takes the volume into his hands, and perceives that what he reads does not suit his settled tastes, break out immediately into violent language, and call me a forger and a profane person for having the audacity to add anything to the ancient books, or to make any changes or corrections therein? Now there are two consoling reflections which enable me to bear the odium—in the first place, the command is given by you who are the supreme bishop; and secondly, even on the showing of those who revile us, readings at variance with the early copies cannot be right. For if we are to pin our faith to the Latin texts, it is for our opponents to tell us which; for there are almost as many forms of texts as there are copies. If, on the other hand, we are to glean the truth from a comparison of many, why not go back to the original Greek and correct the mistakes introduced by inaccurate translators, and the blundering alterations of confident but ignorant critics, and, further, all that has been inserted or changed by copyists more asleep than awake?
I am not discussing the Old Testament, which was turned into Greek by the Seventy elders, and has reached us by a descent of three steps. I do not ask what Aquila and Symmachus think, or why Theodotion takes a middle course between the ancients and the moderns. I am willing to let that be the true translation which had apostolic approval. I am now speaking of the New Testament. This was undoubtedly composed in Greek, with the exception of the work of Matthew the Apostle, who was the first to commit to writing the Gospel of Christ, and who published his work in Judæa in Hebrew characters. We must confess that as we have it in our language it is marked by discrepancies, and now that the stream is distributed into different channels we must go back to the fountainhead. I pass over those manuscripts which are associated with the names of Lucian and Hesychius, and the authority of which is perversely maintained by a handful of disputatious persons. It is obvious that these writers could not amend anything in the Old Testament after the labours of the Seventy; and it was useless to correct the New, for versions of Scripture which already exist in the languages of many nations show that their additions are false. I therefore promise in this short Preface the four Gospels only, which are to be taken in the following order, Matthew, Mark, Luke, John, as they have been revised by a comparison of the Greek manuscripts. Only early ones have been used.

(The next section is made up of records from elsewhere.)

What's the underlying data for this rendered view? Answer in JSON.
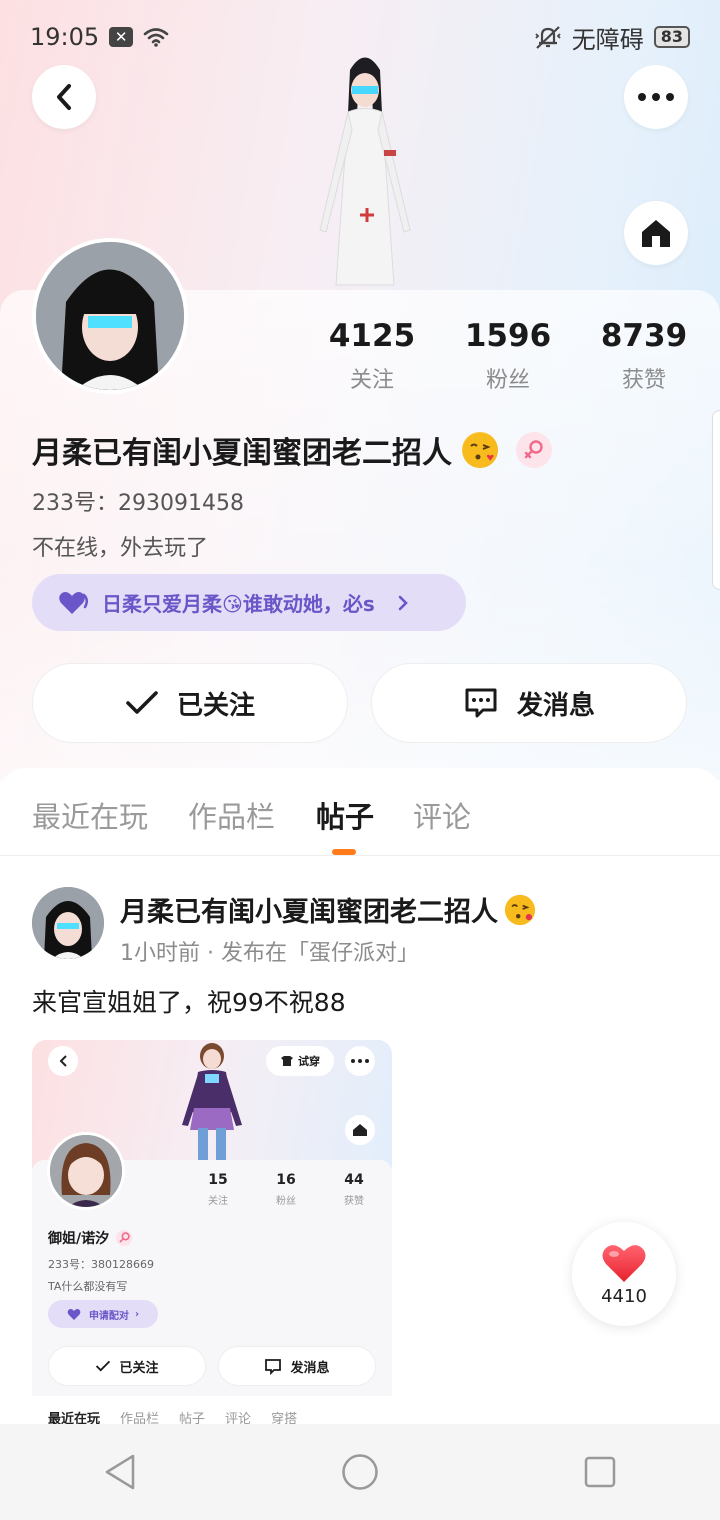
{
  "status": {
    "time": "19:05",
    "accessibility": "无障碍",
    "battery": "83"
  },
  "profile": {
    "stats": [
      {
        "value": "4125",
        "label": "关注"
      },
      {
        "value": "1596",
        "label": "粉丝"
      },
      {
        "value": "8739",
        "label": "获赞"
      }
    ],
    "nickname": "月柔已有闺小夏闺蜜团老二招人",
    "uid": "233号：293091458",
    "bio": "不在线，外去玩了",
    "relation_pill": "日柔只爱月柔😘谁敢动她，必s",
    "follow_label": "已关注",
    "message_label": "发消息"
  },
  "tabs": [
    "最近在玩",
    "作品栏",
    "帖子",
    "评论"
  ],
  "active_tab": "帖子",
  "post": {
    "author": "月柔已有闺小夏闺蜜团老二招人",
    "meta": "1小时前 · 发布在「蛋仔派对」",
    "text": "来官宣姐姐了，祝99不祝88",
    "likes": "4410",
    "screenshot": {
      "try_on_label": "试穿",
      "stats": [
        {
          "value": "15",
          "label": "关注"
        },
        {
          "value": "16",
          "label": "粉丝"
        },
        {
          "value": "44",
          "label": "获赞"
        }
      ],
      "name": "御姐/诺汐",
      "uid": "233号：380128669",
      "bio": "TA什么都没有写",
      "pill": "申请配对",
      "follow_label": "已关注",
      "message_label": "发消息",
      "tabs": [
        "最近在玩",
        "作品栏",
        "帖子",
        "评论",
        "穿搭"
      ]
    }
  },
  "colors": {
    "accent_orange": "#ff7a1a",
    "pill_purple": "#6a56c8",
    "like_red": "#f53b4a"
  }
}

But to avoid any great divergences from the Latin which we are accustomed to read, I have used my pen with some restraint, and while I have corrected only such passages as seemed to convey a different meaning, I have allowed the rest to remain as they are.